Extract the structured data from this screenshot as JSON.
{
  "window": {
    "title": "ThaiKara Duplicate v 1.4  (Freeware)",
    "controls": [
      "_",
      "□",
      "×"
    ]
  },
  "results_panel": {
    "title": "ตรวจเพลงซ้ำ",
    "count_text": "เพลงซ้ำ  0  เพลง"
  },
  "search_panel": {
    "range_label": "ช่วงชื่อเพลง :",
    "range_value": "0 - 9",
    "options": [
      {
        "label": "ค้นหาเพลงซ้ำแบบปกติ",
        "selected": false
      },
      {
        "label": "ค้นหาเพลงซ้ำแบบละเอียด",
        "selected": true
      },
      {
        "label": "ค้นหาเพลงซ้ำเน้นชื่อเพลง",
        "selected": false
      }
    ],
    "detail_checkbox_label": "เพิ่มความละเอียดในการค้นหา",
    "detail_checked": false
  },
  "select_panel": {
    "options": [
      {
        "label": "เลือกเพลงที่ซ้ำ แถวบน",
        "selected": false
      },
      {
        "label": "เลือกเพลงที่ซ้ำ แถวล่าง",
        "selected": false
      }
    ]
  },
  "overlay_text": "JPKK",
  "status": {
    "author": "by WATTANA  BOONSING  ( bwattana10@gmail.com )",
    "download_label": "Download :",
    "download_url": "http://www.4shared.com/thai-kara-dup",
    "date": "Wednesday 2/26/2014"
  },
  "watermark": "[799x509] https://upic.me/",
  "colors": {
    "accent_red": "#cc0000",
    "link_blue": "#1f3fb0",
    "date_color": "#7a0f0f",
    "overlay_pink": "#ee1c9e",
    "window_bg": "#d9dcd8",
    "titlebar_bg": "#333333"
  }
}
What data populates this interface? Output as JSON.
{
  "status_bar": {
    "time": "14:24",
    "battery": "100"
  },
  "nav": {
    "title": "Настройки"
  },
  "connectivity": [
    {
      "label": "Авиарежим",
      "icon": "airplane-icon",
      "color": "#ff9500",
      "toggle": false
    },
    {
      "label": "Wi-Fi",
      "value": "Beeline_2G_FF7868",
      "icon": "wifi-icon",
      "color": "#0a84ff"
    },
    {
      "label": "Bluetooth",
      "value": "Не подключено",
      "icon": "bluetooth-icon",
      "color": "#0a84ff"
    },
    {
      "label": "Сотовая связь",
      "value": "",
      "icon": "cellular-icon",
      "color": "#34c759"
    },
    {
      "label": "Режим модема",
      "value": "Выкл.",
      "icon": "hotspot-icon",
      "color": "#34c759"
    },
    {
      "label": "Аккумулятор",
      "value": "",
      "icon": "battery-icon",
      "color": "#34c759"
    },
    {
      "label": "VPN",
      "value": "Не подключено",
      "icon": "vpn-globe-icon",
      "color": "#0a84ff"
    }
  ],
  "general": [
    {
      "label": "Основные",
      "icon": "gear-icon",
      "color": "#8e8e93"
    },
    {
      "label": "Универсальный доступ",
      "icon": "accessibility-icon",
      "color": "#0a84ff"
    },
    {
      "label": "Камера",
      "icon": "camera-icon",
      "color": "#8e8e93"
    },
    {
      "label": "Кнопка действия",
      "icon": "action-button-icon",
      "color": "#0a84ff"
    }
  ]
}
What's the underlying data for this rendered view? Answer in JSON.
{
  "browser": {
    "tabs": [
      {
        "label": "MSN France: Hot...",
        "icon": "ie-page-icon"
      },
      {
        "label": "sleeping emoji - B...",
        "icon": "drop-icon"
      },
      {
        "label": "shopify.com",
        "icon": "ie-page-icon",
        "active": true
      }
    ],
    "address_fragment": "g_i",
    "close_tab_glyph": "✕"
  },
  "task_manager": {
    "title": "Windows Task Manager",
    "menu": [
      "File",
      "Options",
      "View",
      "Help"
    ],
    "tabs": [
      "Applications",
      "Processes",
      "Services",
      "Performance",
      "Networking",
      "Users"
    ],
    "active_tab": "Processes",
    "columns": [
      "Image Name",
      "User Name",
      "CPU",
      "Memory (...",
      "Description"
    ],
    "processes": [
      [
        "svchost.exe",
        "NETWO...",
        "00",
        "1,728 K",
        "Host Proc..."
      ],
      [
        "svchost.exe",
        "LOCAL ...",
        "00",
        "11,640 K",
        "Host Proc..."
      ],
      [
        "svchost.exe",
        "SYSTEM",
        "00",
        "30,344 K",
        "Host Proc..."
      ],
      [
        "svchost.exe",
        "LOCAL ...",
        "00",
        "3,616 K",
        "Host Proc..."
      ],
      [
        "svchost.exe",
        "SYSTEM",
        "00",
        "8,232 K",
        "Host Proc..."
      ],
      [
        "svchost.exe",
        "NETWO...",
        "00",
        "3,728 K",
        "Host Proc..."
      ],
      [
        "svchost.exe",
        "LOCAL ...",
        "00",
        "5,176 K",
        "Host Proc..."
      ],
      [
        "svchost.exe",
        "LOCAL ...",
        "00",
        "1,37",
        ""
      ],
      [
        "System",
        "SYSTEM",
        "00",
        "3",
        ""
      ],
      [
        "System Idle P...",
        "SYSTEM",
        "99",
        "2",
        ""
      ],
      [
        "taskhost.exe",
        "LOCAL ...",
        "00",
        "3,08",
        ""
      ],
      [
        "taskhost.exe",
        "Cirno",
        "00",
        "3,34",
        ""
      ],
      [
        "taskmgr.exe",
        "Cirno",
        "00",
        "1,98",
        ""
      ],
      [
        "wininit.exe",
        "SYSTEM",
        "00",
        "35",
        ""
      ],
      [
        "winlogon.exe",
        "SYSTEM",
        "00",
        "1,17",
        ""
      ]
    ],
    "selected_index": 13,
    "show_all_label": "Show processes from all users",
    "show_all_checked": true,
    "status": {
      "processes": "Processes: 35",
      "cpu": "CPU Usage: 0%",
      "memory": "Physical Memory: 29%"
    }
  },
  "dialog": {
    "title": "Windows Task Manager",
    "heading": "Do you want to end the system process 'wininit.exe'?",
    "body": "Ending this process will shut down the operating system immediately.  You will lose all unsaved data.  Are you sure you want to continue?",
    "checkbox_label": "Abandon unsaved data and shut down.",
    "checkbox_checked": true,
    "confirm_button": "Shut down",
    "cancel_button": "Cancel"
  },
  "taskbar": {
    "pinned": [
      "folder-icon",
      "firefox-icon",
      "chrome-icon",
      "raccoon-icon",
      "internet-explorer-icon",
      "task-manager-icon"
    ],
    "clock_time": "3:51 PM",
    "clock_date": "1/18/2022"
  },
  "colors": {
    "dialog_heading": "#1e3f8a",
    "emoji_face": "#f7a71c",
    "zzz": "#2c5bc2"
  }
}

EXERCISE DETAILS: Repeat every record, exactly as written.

RESPONSE AREA:
Extract the structured data from this screenshot as JSON.
{
  "window": {
    "title": "ThaiKara Duplicate v 1.4  (Freeware)",
    "controls": [
      "_",
      "□",
      "×"
    ]
  },
  "results_panel": {
    "title": "ตรวจเพลงซ้ำ",
    "count_text": "เพลงซ้ำ  0  เพลง"
  },
  "search_panel": {
    "range_label": "ช่วงชื่อเพลง :",
    "range_value": "0 - 9",
    "options": [
      {
        "label": "ค้นหาเพลงซ้ำแบบปกติ",
        "selected": false
      },
      {
        "label": "ค้นหาเพลงซ้ำแบบละเอียด",
        "selected": true
      },
      {
        "label": "ค้นหาเพลงซ้ำเน้นชื่อเพลง",
        "selected": false
      }
    ],
    "detail_checkbox_label": "เพิ่มความละเอียดในการค้นหา",
    "detail_checked": false
  },
  "select_panel": {
    "options": [
      {
        "label": "เลือกเพลงที่ซ้ำ แถวบน",
        "selected": false
      },
      {
        "label": "เลือกเพลงที่ซ้ำ แถวล่าง",
        "selected": false
      }
    ]
  },
  "overlay_text": "JPKK",
  "status": {
    "author": "by WATTANA  BOONSING  ( bwattana10@gmail.com )",
    "download_label": "Download :",
    "download_url": "http://www.4shared.com/thai-kara-dup",
    "date": "Wednesday 2/26/2014"
  },
  "watermark": "[799x509] https://upic.me/",
  "colors": {
    "accent_red": "#cc0000",
    "link_blue": "#1f3fb0",
    "date_color": "#7a0f0f",
    "overlay_pink": "#ee1c9e",
    "window_bg": "#d9dcd8",
    "titlebar_bg": "#333333"
  }
}
What data populates this interface? Output as JSON.
{
  "status_bar": {
    "time": "14:24",
    "battery": "100"
  },
  "nav": {
    "title": "Настройки"
  },
  "connectivity": [
    {
      "label": "Авиарежим",
      "icon": "airplane-icon",
      "color": "#ff9500",
      "toggle": false
    },
    {
      "label": "Wi-Fi",
      "value": "Beeline_2G_FF7868",
      "icon": "wifi-icon",
      "color": "#0a84ff"
    },
    {
      "label": "Bluetooth",
      "value": "Не подключено",
      "icon": "bluetooth-icon",
      "color": "#0a84ff"
    },
    {
      "label": "Сотовая связь",
      "value": "",
      "icon": "cellular-icon",
      "color": "#34c759"
    },
    {
      "label": "Режим модема",
      "value": "Выкл.",
      "icon": "hotspot-icon",
      "color": "#34c759"
    },
    {
      "label": "Аккумулятор",
      "value": "",
      "icon": "battery-icon",
      "color": "#34c759"
    },
    {
      "label": "VPN",
      "value": "Не подключено",
      "icon": "vpn-globe-icon",
      "color": "#0a84ff"
    }
  ],
  "general": [
    {
      "label": "Основные",
      "icon": "gear-icon",
      "color": "#8e8e93"
    },
    {
      "label": "Универсальный доступ",
      "icon": "accessibility-icon",
      "color": "#0a84ff"
    },
    {
      "label": "Камера",
      "icon": "camera-icon",
      "color": "#8e8e93"
    },
    {
      "label": "Кнопка действия",
      "icon": "action-button-icon",
      "color": "#0a84ff"
    }
  ]
}
What's the underlying data for this rendered view? Answer in JSON.
{
  "browser": {
    "tabs": [
      {
        "label": "MSN France: Hot...",
        "icon": "ie-page-icon"
      },
      {
        "label": "sleeping emoji - B...",
        "icon": "drop-icon"
      },
      {
        "label": "shopify.com",
        "icon": "ie-page-icon",
        "active": true
      }
    ],
    "address_fragment": "g_i",
    "close_tab_glyph": "✕"
  },
  "task_manager": {
    "title": "Windows Task Manager",
    "menu": [
      "File",
      "Options",
      "View",
      "Help"
    ],
    "tabs": [
      "Applications",
      "Processes",
      "Services",
      "Performance",
      "Networking",
      "Users"
    ],
    "active_tab": "Processes",
    "columns": [
      "Image Name",
      "User Name",
      "CPU",
      "Memory (...",
      "Description"
    ],
    "processes": [
      [
        "svchost.exe",
        "NETWO...",
        "00",
        "1,728 K",
        "Host Proc..."
      ],
      [
        "svchost.exe",
        "LOCAL ...",
        "00",
        "11,640 K",
        "Host Proc..."
      ],
      [
        "svchost.exe",
        "SYSTEM",
        "00",
        "30,344 K",
        "Host Proc..."
      ],
      [
        "svchost.exe",
        "LOCAL ...",
        "00",
        "3,616 K",
        "Host Proc..."
      ],
      [
        "svchost.exe",
        "SYSTEM",
        "00",
        "8,232 K",
        "Host Proc..."
      ],
      [
        "svchost.exe",
        "NETWO...",
        "00",
        "3,728 K",
        "Host Proc..."
      ],
      [
        "svchost.exe",
        "LOCAL ...",
        "00",
        "5,176 K",
        "Host Proc..."
      ],
      [
        "svchost.exe",
        "LOCAL ...",
        "00",
        "1,37",
        ""
      ],
      [
        "System",
        "SYSTEM",
        "00",
        "3",
        ""
      ],
      [
        "System Idle P...",
        "SYSTEM",
        "99",
        "2",
        ""
      ],
      [
        "taskhost.exe",
        "LOCAL ...",
        "00",
        "3,08",
        ""
      ],
      [
        "taskhost.exe",
        "Cirno",
        "00",
        "3,34",
        ""
      ],
      [
        "taskmgr.exe",
        "Cirno",
        "00",
        "1,98",
        ""
      ],
      [
        "wininit.exe",
        "SYSTEM",
        "00",
        "35",
        ""
      ],
      [
        "winlogon.exe",
        "SYSTEM",
        "00",
        "1,17",
        ""
      ]
    ],
    "selected_index": 13,
    "show_all_label": "Show processes from all users",
    "show_all_checked": true,
    "status": {
      "processes": "Processes: 35",
      "cpu": "CPU Usage: 0%",
      "memory": "Physical Memory: 29%"
    }
  },
  "dialog": {
    "title": "Windows Task Manager",
    "heading": "Do you want to end the system process 'wininit.exe'?",
    "body": "Ending this process will shut down the operating system immediately.  You will lose all unsaved data.  Are you sure you want to continue?",
    "checkbox_label": "Abandon unsaved data and shut down.",
    "checkbox_checked": true,
    "confirm_button": "Shut down",
    "cancel_button": "Cancel"
  },
  "taskbar": {
    "pinned": [
      "folder-icon",
      "firefox-icon",
      "chrome-icon",
      "raccoon-icon",
      "internet-explorer-icon",
      "task-manager-icon"
    ],
    "clock_time": "3:51 PM",
    "clock_date": "1/18/2022"
  },
  "colors": {
    "dialog_heading": "#1e3f8a",
    "emoji_face": "#f7a71c",
    "zzz": "#2c5bc2"
  }
}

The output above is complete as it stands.